◆ **PROBLEM DESCRIPTION**
Wherever a line in the data holds the word "true", pull that line out.

BEGIN DATA SHOWN

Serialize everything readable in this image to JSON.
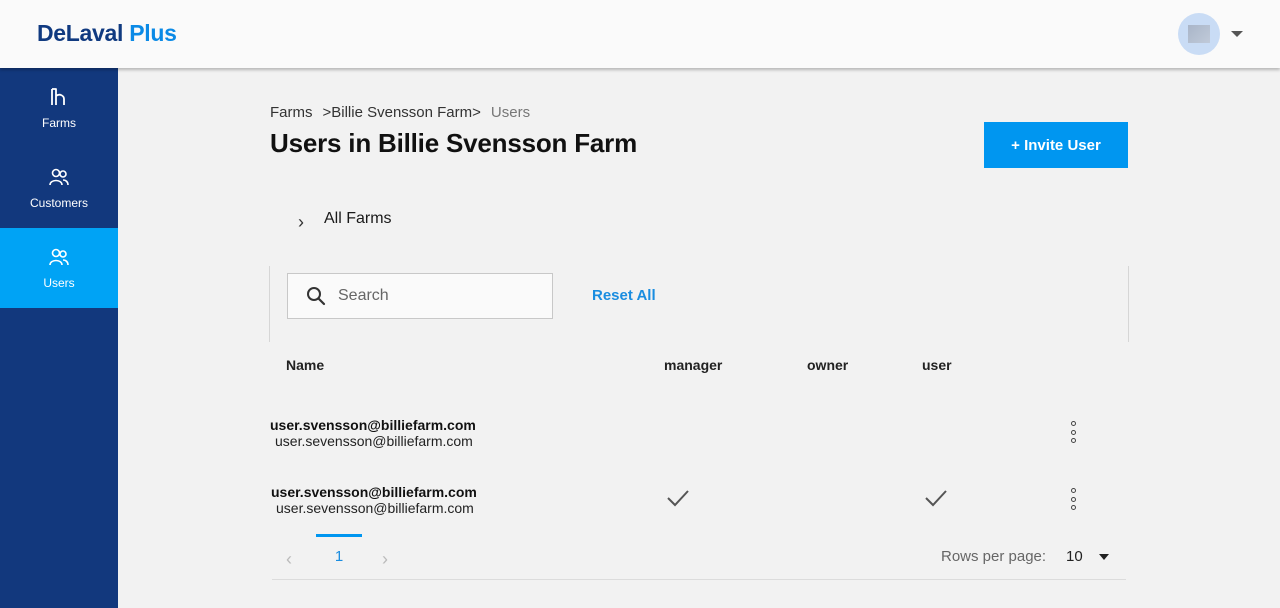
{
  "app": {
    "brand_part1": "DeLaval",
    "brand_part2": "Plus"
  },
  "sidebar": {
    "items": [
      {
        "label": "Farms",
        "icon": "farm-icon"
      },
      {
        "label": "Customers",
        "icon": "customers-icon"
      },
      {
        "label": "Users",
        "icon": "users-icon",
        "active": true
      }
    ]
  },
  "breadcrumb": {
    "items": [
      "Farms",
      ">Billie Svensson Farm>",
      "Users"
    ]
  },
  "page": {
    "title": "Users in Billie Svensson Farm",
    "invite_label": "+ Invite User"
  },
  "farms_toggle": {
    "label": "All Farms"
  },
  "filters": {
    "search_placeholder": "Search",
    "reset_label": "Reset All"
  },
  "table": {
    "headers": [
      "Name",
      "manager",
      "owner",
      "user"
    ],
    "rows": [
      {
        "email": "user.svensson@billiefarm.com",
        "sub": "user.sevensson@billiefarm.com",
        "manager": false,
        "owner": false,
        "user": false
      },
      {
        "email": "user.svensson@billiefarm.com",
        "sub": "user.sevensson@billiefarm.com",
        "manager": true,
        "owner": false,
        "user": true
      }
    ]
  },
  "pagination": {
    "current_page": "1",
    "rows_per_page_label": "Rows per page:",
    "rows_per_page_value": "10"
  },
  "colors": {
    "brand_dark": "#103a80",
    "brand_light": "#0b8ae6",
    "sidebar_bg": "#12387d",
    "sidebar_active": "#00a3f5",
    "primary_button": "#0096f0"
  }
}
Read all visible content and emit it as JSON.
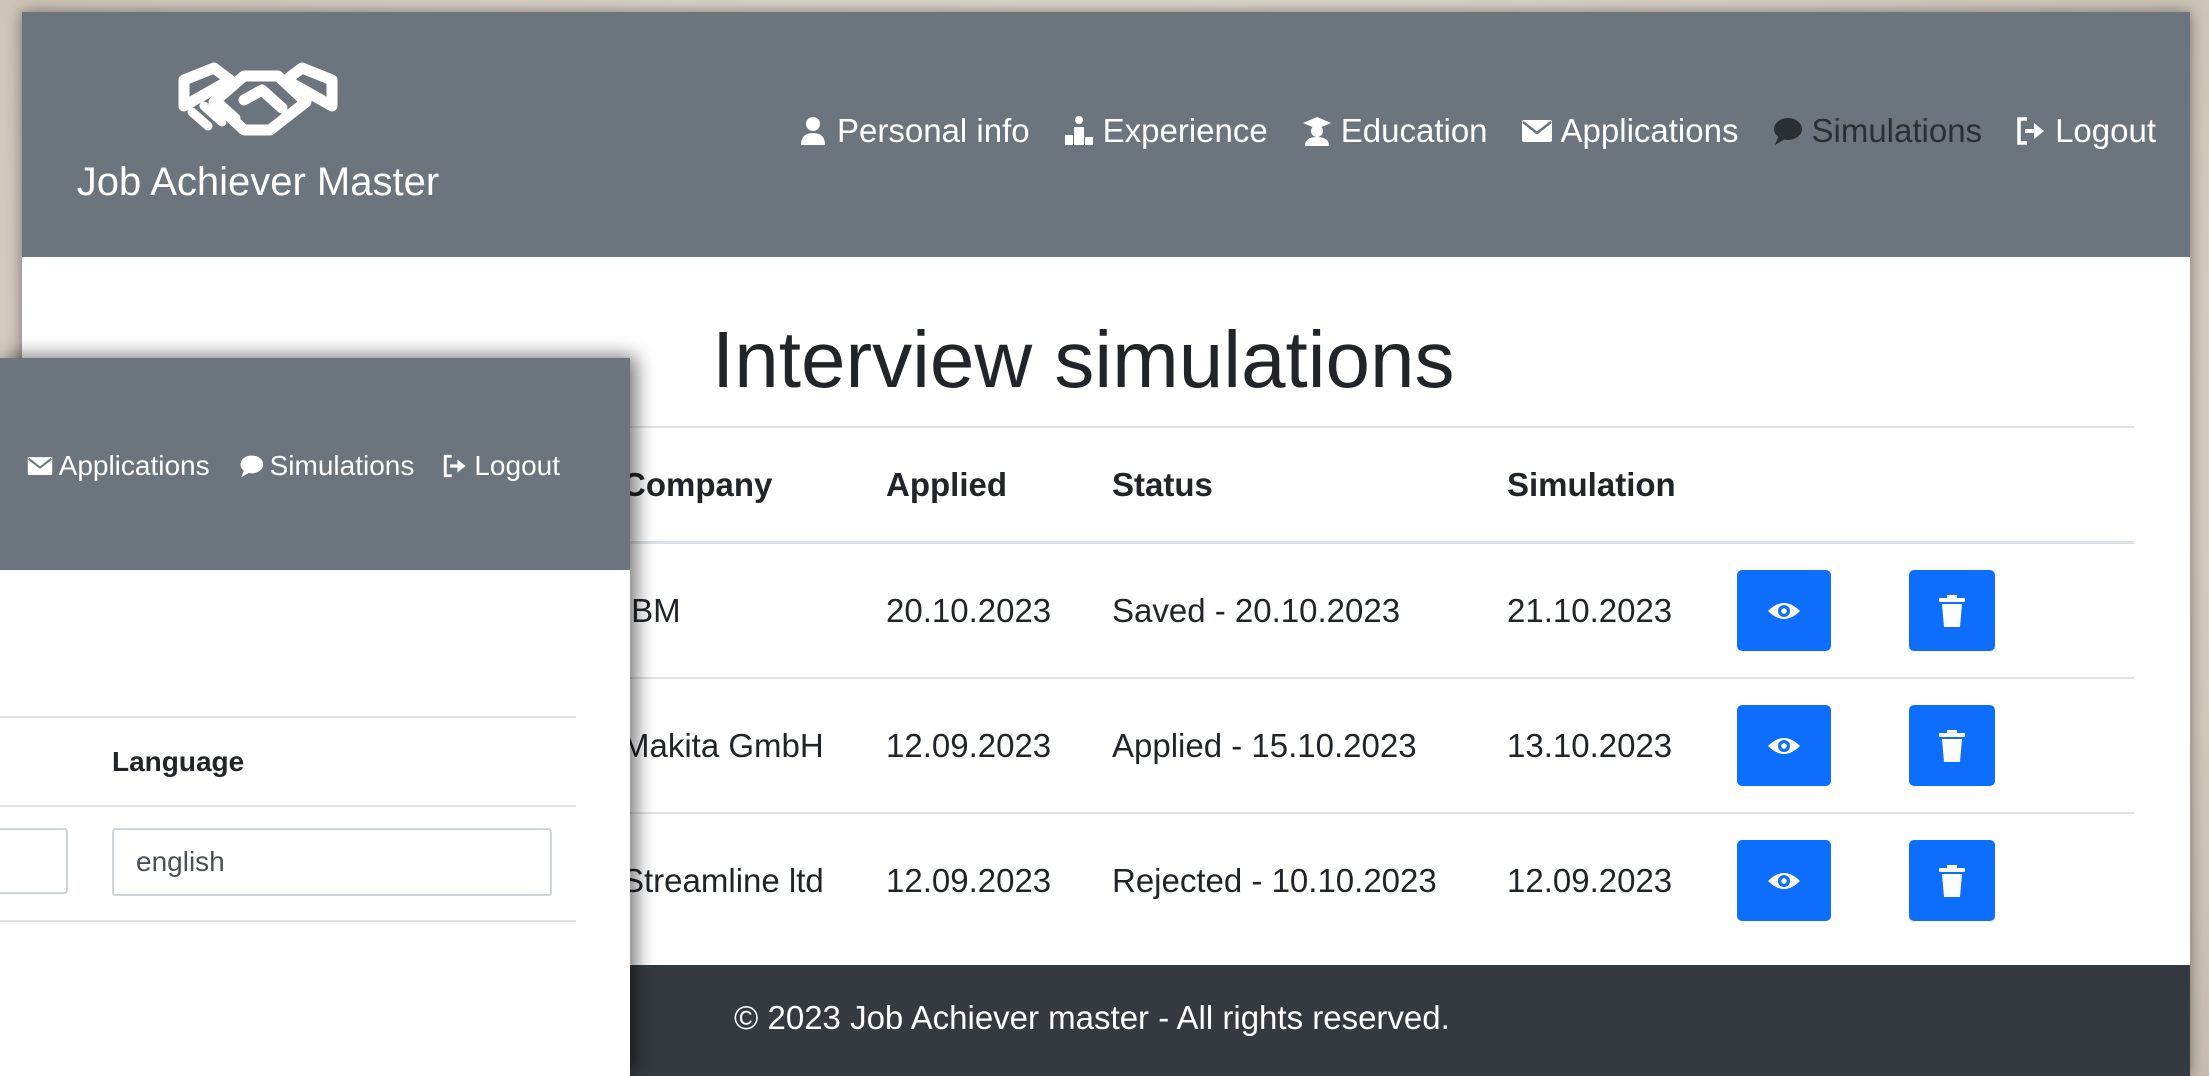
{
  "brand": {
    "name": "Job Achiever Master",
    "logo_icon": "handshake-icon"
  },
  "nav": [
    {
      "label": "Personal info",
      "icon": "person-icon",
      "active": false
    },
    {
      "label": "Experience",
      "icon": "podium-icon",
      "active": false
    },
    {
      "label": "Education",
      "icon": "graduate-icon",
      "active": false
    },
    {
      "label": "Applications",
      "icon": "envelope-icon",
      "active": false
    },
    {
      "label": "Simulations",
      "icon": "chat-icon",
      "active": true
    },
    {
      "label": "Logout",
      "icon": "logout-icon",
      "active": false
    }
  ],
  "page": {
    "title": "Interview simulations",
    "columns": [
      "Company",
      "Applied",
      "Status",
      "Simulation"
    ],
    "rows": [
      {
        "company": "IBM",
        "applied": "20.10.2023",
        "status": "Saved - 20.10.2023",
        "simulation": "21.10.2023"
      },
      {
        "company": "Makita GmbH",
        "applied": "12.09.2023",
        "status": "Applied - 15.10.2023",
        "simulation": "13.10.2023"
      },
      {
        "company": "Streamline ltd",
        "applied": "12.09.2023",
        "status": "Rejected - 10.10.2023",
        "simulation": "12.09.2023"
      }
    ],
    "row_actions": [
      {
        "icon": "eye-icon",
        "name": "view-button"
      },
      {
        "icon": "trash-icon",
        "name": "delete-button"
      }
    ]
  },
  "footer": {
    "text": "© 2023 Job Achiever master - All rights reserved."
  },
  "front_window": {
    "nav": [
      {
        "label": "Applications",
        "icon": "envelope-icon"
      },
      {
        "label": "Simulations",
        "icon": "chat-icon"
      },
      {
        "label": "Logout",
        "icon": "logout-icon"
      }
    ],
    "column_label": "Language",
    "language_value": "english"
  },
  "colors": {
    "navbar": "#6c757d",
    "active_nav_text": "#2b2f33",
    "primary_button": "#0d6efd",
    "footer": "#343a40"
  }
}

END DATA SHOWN

◆ **FINISHED EXERCISE**
        "active": true
        "manager": true,
        "user": true
      "active": true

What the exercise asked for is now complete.